Regarding the long term: The market NEVER said they wouldn't move to the library. False info.
To all who are concerned about negative impacts on parking that the Tuesday market might brink, I say: buck up! The Farmers Market is a friendly neighbor - and walking an extra couple paces wouldn't hurt your health anyway. I hope you'll take advantage of the privilege of having fresh healthy food available in your Food Desert location this year. It IS only a one year agreement.
I do agree with Riling on one point though: It is unfortunate this decision-making process dragged on so long that there was pressure to make a decision fast. However, as was noted in a previous editorial on this subject, the City Commissioners DID do their best work that evening. They very thoughtfully considered all angles and had a thorough discussion of the subject before unanimously determining that the case for moving Tuesday's market to downtown was a strong one, and the right one to support.

March 12, 2013 at 6:46 a.m. ( | suggest removal )

Farmers' Market struggling to find downtown home for Tuesday market
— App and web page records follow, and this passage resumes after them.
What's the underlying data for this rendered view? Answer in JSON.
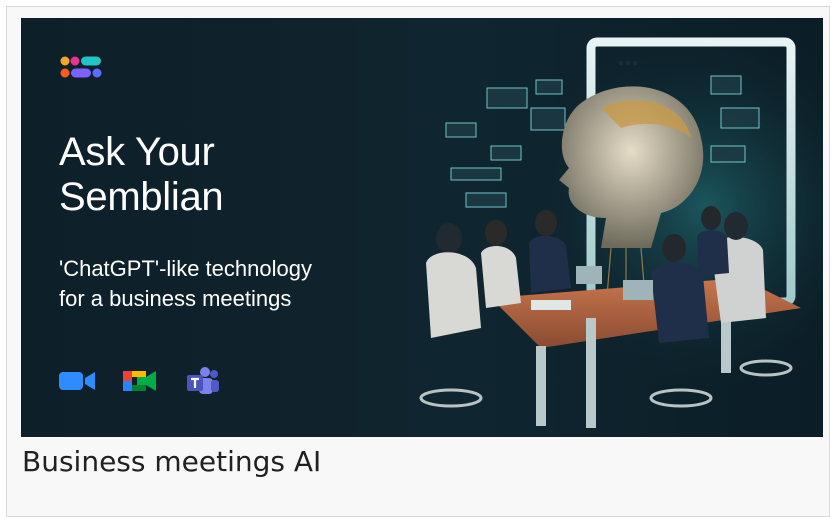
{
  "banner": {
    "title": "Ask Your\nSemblian",
    "subtitle": "'ChatGPT'-like technology\nfor a business meetings",
    "logo_icon": "semblian-logo-icon",
    "apps": [
      {
        "name": "Zoom",
        "icon": "zoom-icon",
        "color": "#2d8cff"
      },
      {
        "name": "Google Meet",
        "icon": "google-meet-icon",
        "color": "#00ac47"
      },
      {
        "name": "Microsoft Teams",
        "icon": "teams-icon",
        "color": "#5b5fc7"
      }
    ]
  },
  "caption": "Business meetings AI",
  "colors": {
    "banner_bg": "#0f222c",
    "accent_teal": "#3ec6c6",
    "text": "#ffffff"
  }
}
It costs more money to advertise and manage two sites and have restroom and hand-washing facilities at two sites. Customer convenience is another major factor for the argument to put the weekday market where the Saturday market is. People on Mass are more likely to walk a block to market, than two blocks or more. The City Commission made the right choice last night, to help strengthen the Lawrence Farmers Market. The Farmers Market is an economic engine in this town. They've been in business for 37 years and have done great things for our community (fiscally, nutritionally, agriculturally, socially, culturally). The least we can do is offer them 18 spaces, 3 afternoon hours a week, 25 non-winter weeks of the year. For anyone following actual statistics, on its busiest day that lot usually has a MINIMUM 25, but usually more than 35 spaces OPEN on any given day (accounting for all those long term parkers, who use up the rest of the 120+ spaces). I doubt anyone will struggle with parking at all, and if by chance they do have to park a space further to the East then they'll still have two major health benefits coming their way: 1) access to fresh, local foods and 2) the chance to walk a few more paces and improve their cardiovascular well-being. Lets face it people, we are an obese nation, nearly 1/3 of Kansas are obese and chronic diseases related to lack of healthy diet and exercise abound. If you STILL don't want to walk 10 feet further from your car to your desk chair, why don't you carpool?
I can't believe people are so scared to lose parking that they would be blinded to the innumerable benefits this decision brings. I hope they visit the market this year, get to know its vendors, and thank them for being the good neighbors that they are.
Horray for the market for clearly articulating their need for a 'cohesive identity', in order to make most efficient use of their resources. Their budget comes straight from vendor fees. Farmer vendors will have a hard enough time responding to drought this year. Farmers don't need increased stall fees to compensate for managing and promoting a new market site. That would sink the market.
Kudos to all those who actually followed this issue closely and showed up at City Hall to listen to the proposal from the Farmers Market staff and vendors themselves. High fives to those who voiced their support, or stood in solidarity. Lawrence's downtown is stronger for it.

March 6, 2013 at 9:26 a.m. ( | suggest removal )